Lines with the word "Launcher" in them are the ones to copy from the records.

_ _ _

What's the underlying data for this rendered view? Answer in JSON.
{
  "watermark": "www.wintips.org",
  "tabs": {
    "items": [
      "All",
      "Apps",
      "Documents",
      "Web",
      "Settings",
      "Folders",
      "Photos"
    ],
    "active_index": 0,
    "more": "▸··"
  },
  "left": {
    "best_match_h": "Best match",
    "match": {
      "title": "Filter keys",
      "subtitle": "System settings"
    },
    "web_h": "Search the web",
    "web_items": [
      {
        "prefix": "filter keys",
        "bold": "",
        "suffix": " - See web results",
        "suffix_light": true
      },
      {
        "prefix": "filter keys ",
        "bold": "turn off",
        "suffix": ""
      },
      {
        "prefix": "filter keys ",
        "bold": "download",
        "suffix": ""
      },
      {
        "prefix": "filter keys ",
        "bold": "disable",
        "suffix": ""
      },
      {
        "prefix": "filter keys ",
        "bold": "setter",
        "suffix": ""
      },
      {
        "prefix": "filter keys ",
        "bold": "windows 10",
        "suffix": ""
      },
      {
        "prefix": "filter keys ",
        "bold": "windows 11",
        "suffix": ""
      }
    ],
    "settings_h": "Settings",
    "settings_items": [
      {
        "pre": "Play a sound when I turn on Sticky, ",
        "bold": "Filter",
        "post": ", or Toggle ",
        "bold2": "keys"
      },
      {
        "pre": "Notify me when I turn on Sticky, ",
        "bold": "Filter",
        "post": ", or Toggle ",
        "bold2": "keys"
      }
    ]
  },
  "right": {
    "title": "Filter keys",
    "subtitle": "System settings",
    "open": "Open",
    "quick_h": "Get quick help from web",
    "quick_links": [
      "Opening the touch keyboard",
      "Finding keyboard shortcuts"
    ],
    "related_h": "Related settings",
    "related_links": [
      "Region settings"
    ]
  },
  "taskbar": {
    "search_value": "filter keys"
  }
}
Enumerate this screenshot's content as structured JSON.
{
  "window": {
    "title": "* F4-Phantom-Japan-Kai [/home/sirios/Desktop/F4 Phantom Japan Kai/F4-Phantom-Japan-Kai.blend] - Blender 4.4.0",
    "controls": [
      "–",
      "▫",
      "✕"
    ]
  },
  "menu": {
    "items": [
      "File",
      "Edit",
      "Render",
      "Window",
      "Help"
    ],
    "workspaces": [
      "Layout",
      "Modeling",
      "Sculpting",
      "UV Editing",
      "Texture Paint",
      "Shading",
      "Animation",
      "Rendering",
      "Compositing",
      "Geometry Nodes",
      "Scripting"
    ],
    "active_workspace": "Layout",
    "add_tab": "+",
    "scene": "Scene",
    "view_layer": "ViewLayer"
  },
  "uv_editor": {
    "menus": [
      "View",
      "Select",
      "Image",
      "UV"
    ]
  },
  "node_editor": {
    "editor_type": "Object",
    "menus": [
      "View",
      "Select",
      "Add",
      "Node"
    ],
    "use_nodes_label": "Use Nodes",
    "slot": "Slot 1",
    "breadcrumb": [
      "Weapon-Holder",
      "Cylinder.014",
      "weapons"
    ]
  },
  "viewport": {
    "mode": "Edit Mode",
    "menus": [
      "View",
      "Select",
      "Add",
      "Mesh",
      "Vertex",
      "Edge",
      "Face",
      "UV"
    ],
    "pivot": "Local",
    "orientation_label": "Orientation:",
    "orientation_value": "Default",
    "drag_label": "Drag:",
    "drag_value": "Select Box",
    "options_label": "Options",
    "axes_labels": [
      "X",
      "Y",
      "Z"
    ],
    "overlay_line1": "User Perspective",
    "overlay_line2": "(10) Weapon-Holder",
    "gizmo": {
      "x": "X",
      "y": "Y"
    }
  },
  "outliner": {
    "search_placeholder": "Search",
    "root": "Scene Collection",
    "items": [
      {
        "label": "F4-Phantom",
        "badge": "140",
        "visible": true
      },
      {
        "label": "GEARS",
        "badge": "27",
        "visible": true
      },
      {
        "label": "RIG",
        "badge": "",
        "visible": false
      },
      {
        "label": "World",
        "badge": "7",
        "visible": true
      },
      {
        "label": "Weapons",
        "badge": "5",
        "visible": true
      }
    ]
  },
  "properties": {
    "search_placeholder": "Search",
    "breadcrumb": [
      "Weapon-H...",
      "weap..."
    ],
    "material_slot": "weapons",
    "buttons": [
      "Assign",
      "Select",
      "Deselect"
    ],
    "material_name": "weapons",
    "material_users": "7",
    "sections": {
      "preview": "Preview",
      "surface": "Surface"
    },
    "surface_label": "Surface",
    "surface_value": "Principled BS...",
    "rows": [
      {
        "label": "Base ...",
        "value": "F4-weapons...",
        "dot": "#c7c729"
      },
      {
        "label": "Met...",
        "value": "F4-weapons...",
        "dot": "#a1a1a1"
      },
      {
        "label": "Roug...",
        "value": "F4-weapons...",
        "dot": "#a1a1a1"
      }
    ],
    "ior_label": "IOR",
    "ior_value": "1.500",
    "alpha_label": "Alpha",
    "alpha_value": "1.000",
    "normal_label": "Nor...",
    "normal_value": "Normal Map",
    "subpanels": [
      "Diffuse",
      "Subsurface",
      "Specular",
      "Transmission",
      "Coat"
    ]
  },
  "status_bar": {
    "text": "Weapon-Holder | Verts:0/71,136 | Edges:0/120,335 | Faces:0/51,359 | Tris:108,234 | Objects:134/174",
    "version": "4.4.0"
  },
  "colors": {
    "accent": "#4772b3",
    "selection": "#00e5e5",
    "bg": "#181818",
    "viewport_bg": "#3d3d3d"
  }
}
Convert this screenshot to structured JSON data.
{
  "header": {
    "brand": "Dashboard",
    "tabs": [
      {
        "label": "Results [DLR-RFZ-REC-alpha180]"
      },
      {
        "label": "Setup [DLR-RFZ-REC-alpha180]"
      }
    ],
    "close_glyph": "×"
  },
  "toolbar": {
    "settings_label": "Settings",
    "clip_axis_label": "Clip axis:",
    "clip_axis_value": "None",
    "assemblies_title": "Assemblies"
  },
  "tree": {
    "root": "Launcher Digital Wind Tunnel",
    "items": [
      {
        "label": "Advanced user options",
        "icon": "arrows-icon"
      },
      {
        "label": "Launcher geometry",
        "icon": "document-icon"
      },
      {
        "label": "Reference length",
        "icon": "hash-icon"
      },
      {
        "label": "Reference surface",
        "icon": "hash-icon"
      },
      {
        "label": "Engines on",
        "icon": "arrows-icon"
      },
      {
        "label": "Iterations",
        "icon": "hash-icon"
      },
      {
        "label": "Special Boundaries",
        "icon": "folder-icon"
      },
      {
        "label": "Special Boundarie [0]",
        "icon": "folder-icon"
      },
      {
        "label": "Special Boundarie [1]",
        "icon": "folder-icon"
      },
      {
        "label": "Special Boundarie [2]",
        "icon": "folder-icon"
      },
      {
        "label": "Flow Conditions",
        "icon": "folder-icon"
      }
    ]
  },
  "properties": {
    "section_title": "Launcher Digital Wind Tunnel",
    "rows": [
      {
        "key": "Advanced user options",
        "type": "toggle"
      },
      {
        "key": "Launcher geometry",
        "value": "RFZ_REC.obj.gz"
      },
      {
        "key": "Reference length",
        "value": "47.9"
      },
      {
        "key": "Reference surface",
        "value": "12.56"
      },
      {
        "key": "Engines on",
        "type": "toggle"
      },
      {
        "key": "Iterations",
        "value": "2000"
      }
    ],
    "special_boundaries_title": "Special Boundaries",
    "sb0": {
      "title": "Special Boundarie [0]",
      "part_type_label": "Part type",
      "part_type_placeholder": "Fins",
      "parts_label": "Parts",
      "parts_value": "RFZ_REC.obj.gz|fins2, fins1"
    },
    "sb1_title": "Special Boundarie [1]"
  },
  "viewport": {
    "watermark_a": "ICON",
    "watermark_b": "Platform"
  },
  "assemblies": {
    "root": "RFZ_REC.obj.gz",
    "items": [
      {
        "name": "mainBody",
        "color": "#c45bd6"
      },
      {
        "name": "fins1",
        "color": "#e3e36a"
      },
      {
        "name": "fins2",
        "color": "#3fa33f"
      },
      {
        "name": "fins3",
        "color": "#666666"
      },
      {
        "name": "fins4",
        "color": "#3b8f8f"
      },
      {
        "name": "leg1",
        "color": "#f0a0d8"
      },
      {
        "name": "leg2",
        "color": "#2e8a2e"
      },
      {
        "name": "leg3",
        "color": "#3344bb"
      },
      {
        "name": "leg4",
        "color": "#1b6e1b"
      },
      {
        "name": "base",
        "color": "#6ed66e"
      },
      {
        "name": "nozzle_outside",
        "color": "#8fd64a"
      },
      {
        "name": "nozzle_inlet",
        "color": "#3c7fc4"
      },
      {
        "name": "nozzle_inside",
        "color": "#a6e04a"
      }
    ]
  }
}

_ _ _

Written answer >>
    "root": "Launcher Digital Wind Tunnel",
        "label": "Launcher geometry",
    "section_title": "Launcher Digital Wind Tunnel",
        "key": "Launcher geometry",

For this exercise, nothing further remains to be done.